Recommended citation
'Maytenus magellanica' from the website Trees and Shrubs Online (treesandshrubsonline.org/articles/maytenus/maytenus-magellanica/). Accessed 2021-11-30.

Genus

Common Names

  • Maíten Negro

Other taxa in genus

Glossary

References

There are no active references in this article.

Credits

Article from New Trees, Ross Bayton & John Grimshaw

Recommended citation
'Maytenus magellanica' from the website Trees and Shrubs Online (treesandshrubsonline.org/articles/maytenus/maytenus-magellanica/). Accessed 2021-11-30.

Shrub or small tree to 5 m, 0.3 m dbh; branches in whorls, may form a columnar shrub with both pendulous and erect branches. Branchlets grey-green to reddish brown, often clustered towards the ends of branches. Leaves evergreen, 1.4–8(–10) × 0.6–3.5(–4) cm, elliptic to lanceolate, rarely obovate, thick and leathery, upper surface dark green with a prominent midrib, lower surface yellowish or grey-green, midrib also prominent, three to four (to five) secondary veins on each side of the midrib, margins thick and recurved, serrate with 4–11 short teeth, apex acute or mucronate; petiole 0.2–0.8 cm long, grey-green to purple, often with three prominent ridges. Inflorescences composed of a single flower, or more commonly a cluster of two to six flowers; sessile or cymose. Dioecious. Flowers unisexual (rarely hermaphrodite), burgundy-coloured and fragrant, 5-merous (rarely 4-merous) and 0.3–0.4 cm diameter. Fruit a septicidal capsule, the shape varying with the number of seeds, though often bilobed and heart-shaped, 0.5–0.7 × 0.4–0.7 cm, pale peach colour; the capsule splitting in two across (not between) the lobes.
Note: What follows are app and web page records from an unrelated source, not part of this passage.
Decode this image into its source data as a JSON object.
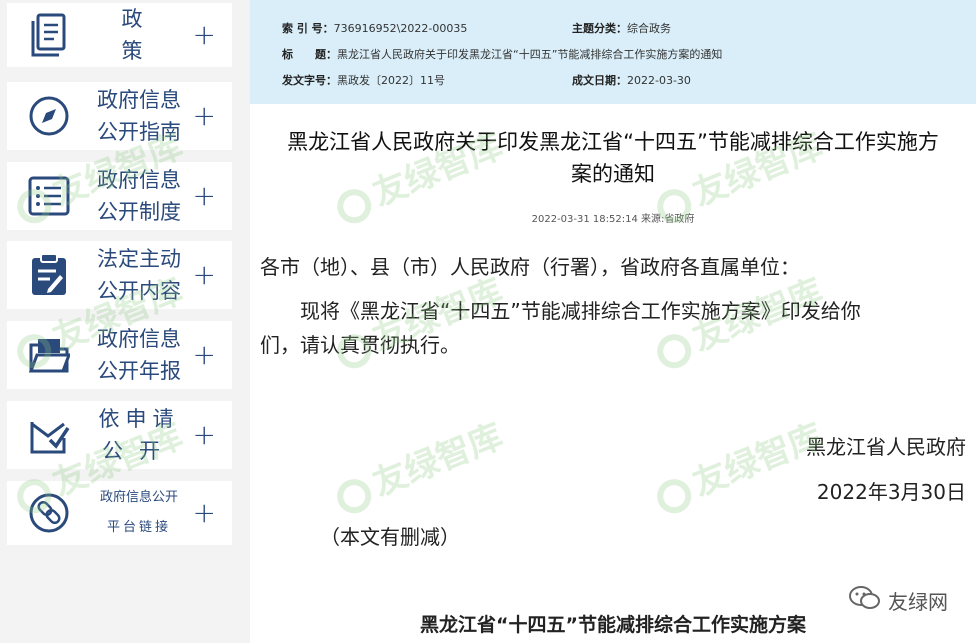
{
  "sidebar": {
    "items": [
      {
        "label": "政　策"
      },
      {
        "label1": "政府信息",
        "label2": "公开指南"
      },
      {
        "label1": "政府信息",
        "label2": "公开制度"
      },
      {
        "label1": "法定主动",
        "label2": "公开内容"
      },
      {
        "label1": "政府信息",
        "label2": "公开年报"
      },
      {
        "label1": "依申请",
        "label2": "公开"
      },
      {
        "label1": "政府信息公开",
        "label2": "平台链接"
      }
    ],
    "plus": "+"
  },
  "meta": {
    "index_label": "索 引 号：",
    "index_value": "736916952\\2022-00035",
    "category_label": "主题分类：",
    "category_value": "综合政务",
    "title_label": "标　　题：",
    "title_value": "黑龙江省人民政府关于印发黑龙江省“十四五”节能减排综合工作实施方案的通知",
    "docno_label": "发文字号：",
    "docno_value": "黑政发〔2022〕11号",
    "date_label": "成文日期：",
    "date_value": "2022-03-30"
  },
  "article": {
    "title_line1": "黑龙江省人民政府关于印发黑龙江省“十四五”节能减排综合工作实施方",
    "title_line2": "案的通知",
    "dateline": "2022-03-31 18:52:14 来源:省政府",
    "salutation": "各市（地）、县（市）人民政府（行署），省政府各直属单位：",
    "para1_line1": "　　现将《黑龙江省“十四五”节能减排综合工作实施方案》印发给你",
    "para1_line2": "们，请认真贯彻执行。",
    "signature": "黑龙江省人民政府",
    "sign_date": "2022年3月30日",
    "note": "（本文有删减）",
    "subtitle": "黑龙江省“十四五”节能减排综合工作实施方案"
  },
  "watermark": "友绿智库",
  "badge": "友绿网",
  "colors": {
    "accent": "#2b4a7c",
    "meta_bg": "#d9eef8"
  }
}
Seeds one to two, dark reddish brown with a pale orange, basal aril. Flowering October to March, fruiting December to May (Argentina, Chile). Sands 1974, Rodríguez R. et al. 1983. Distribution ARGENTINA: from Neuquén Prov. to Tierra del Fuego Prov.; CHILE: from Concepción Prov. (Bío-Bío Region) to Tierra del Fuego Prov. (Magallanes Region). Habitat Coastal scrub to moist Nothofagus forest, between 0 and 1300 m asl or more. USDA Hardiness Zone 7–8. Conservation status Not evaluated. Illustration Rodríguez R. et al. 1983; NT515. Cross-references B722, S337, K300.
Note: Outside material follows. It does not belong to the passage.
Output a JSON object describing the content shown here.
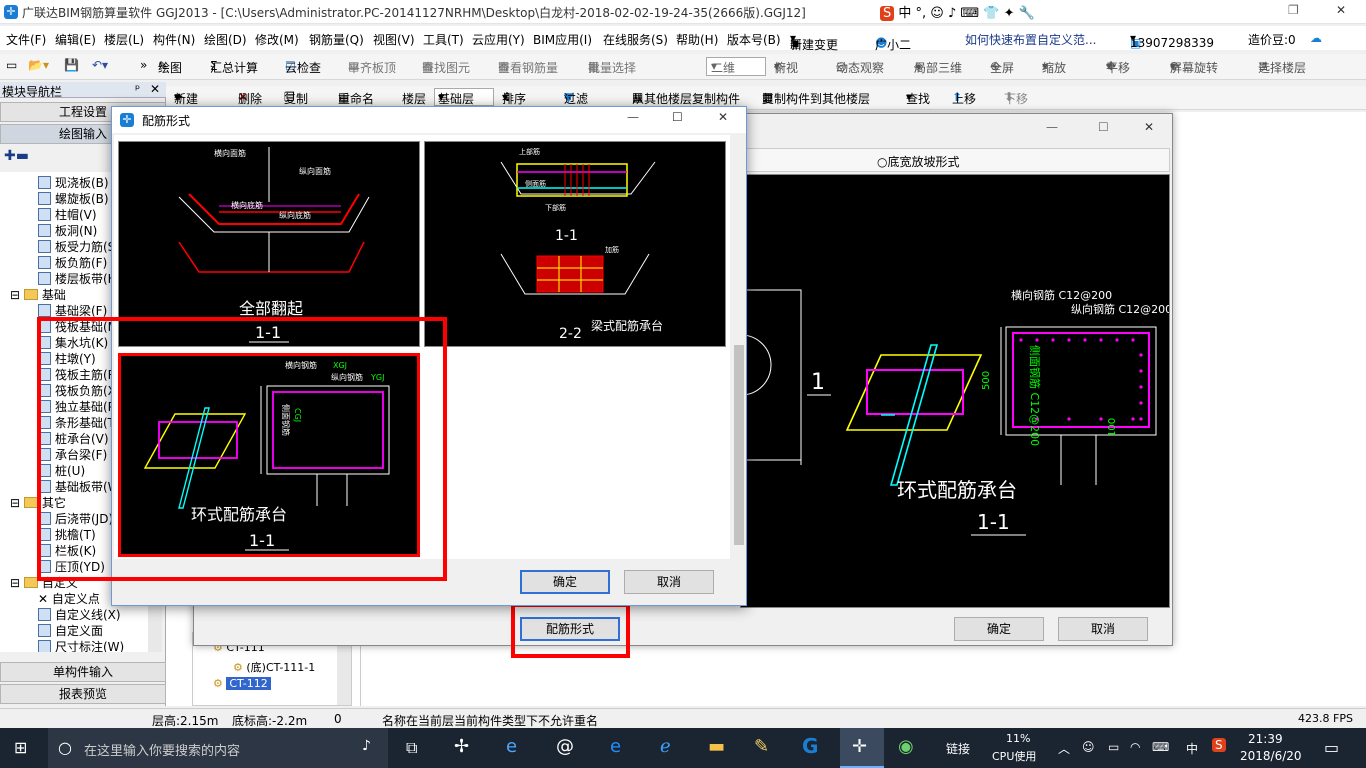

Maytenus magellanica was apparently first introduced to cultivation by Collingwood Ingram, who collected seed from a street tree in Puerto Montt, Chile and grew it in his garden at Benenden Grange, Kent (Bean 1981a, Clarke 1988). It has since been reintroduced by expeditions to Chile from Edinburgh and has become more widely grown, offered now by nurseries in both Europe and North America. It can have either an erect or a weeping habit, but when pendulous lacks the elegance of M. boaria. It seems to be quite hardy in British conditions.